From the FEB/MAR 2006 issue of Seed:
T4 type bacteriophage landing on a bacterium and preparing to inject their genetic material. Credit: Gary Caviness
Cholera, syphilis, scarlet fever, tuberculosis, typhoid, leprosy—antibiotics have helped hold these and other diseases in check since the first half of the 20th century, and the prospect of their return is what keeps epidemiologists up at night. But antibiotic resistance is cropping up all around, even in some of the most well-outfitted hospitals in the richest country in the world.
The solution to this problem is unlikely to come from Big Pharma: Doctors often hold the newest antibiotics in reserve to forestall the advent of resistant infections, and while it makes sense from a public health standpoint, the practice discourages sales of new medications, preventing investment. Instead, the answer may come from tiny US biotech firms and a once-decrepit lab in Tbilisi.
The history of antibiotics is a cat-and-mouse game of “bugs versus drugs.” A disease crops up, a drug is produced to fight it, and the bacterium evolves resistance to the drug, rendering the medicine ineffective. Mass-production of antibiotics vastly increases the selection pressure on bacteria, causing them to evolve more rapidly. And over-prescription of the drugs, along with their use in mass farming operations, has made it worse. Hospital infections treatable just a few years ago are now killing patients again.
But there is another way: tiny viruses that attack bacteria called bacteriophages, or phages. Developed primarily in the former Soviet Republic of Georgia, some strains are commonly used as a tool in genetic engineering, but their potential for fighting bacterial infections has remained obscure to physicians in the West for decades. Now, some doctors hope soon to develop treatments.
While antibiotics are stable chemical compounds that invite the evolution of resistant bacterial strains, phage viruses are living organisms that evolve right alongside a bacterial infection. In this antagonistic co-evolutionary race, resistance to phage treatments is rarely a problem.

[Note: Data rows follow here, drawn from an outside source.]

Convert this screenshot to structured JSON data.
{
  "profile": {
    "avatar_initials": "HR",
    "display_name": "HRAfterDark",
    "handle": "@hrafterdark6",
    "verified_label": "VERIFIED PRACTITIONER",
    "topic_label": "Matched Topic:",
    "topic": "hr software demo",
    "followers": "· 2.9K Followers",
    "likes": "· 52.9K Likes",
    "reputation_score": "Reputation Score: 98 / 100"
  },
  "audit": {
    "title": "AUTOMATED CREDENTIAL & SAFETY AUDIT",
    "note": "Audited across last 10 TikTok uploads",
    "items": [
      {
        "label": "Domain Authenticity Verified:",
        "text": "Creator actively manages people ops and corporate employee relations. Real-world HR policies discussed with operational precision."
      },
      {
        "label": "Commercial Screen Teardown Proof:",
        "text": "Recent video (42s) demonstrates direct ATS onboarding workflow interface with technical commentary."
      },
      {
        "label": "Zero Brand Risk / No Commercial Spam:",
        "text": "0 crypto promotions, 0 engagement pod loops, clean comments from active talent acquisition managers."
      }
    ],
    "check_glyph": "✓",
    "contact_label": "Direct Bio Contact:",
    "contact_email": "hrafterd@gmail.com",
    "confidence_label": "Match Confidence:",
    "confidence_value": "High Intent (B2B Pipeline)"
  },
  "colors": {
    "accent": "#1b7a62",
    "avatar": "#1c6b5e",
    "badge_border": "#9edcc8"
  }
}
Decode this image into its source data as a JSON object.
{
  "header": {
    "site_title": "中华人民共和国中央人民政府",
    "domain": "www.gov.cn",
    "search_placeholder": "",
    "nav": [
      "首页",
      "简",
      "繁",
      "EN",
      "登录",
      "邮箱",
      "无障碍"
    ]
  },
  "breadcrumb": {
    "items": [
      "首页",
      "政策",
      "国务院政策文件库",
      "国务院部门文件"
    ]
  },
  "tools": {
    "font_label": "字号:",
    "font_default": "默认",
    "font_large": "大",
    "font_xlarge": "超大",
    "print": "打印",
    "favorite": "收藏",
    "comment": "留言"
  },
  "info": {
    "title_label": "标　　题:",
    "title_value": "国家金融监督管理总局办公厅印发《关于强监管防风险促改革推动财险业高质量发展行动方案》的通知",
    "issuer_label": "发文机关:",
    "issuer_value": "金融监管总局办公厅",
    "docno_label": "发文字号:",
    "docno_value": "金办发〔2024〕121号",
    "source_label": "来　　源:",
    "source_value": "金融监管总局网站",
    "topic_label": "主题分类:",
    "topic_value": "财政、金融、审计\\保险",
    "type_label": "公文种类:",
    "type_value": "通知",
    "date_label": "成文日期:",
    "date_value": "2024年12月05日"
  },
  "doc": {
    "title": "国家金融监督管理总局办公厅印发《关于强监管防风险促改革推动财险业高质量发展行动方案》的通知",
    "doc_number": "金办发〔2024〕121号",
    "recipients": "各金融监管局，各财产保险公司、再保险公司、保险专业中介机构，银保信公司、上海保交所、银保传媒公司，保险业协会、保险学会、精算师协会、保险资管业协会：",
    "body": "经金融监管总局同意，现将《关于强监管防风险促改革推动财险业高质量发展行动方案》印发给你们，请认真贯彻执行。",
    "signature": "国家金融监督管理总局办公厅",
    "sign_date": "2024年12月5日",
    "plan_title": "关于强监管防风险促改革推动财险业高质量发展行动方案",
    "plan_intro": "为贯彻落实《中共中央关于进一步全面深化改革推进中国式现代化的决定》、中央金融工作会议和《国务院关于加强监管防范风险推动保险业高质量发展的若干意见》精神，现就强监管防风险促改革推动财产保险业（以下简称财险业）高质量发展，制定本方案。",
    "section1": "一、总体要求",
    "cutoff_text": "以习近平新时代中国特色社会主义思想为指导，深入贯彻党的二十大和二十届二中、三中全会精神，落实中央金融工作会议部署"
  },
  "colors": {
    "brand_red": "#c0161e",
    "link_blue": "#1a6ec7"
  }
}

Bacteriophages are incapable of infecting humans. Because they live off the bacteria they fight, they concentrate at the site of infection, and since they reproduce as they kill, a small dose is effective.
Plus, they’re easy to come by: Phages are everywhere in the environment. There seems to be at least one that preys on every strain of bacteria, and to find those that fight infections, one need only find a repository of human bacteria. In an apparent inversion of all of Pasteur’s and Lister’s principles, cures are found in pus, urine and feces.
And unlike with antibiotics, which cost millions to develop and bring to market, on the rare occasions when bacteria do become resistant to a phage drug, microbiologists need only return to the sewer for a new strain of killer.
Hurdles to US clinical trials, however, are many. Though widely used in the former Soviet Union, Western researchers have found little they can sink their teeth into in the way of scientific studies on phages by the Soviets: There were no double-blind trials, and the remaining studies are often viewed as unsatisfactory.
“There are a lot of applications in Russian [medical] literature that describe the use of phages, and many of them include controls,” says Alexander Sulakvelidze, a Georgian microbiologist and professor at the University of Maryland Medical School who, with physician Glenn Morris, has launched a startup, Intralytix, Inc. to pursue phage treatment. “The problems with those publications are that they are in non-English literature, their scientific style is very different from what one is used
to seeing in English [language] scientific publications, and some of them are censored. For example, the military was one of the heaviest users of phages so…you won’t be able to find exactly how many patients were involved in their studies or other crucial data.”
“This is something [the FDA] has never approved before,” says Sulakvelidze. “There is no pre-made list of things that need to go into this approval process. There’s no checklist to go down…and at the end say everything is done and you can get approval.”
One clear requirement that the agency appears to have set is that all the phage viruses in a treatment be thoroughly characterized, genetically sequenced and kept constant. Firms currently seeking FDA approval have agreed to this approach, but those further from trials, like Phage International, in the Bay Area, are critical, claiming that limiting the genetic variability of the phages will eliminate their inherent strength.
“The FDA says that our requirement is that you stop the very process that makes it work,” says Phage International’s Ronald Goossens.
But, like a true entrepreneur, Sulakvelidze is optimistic about phage: “I think their time is going to come.”
Originally published March 13, 2006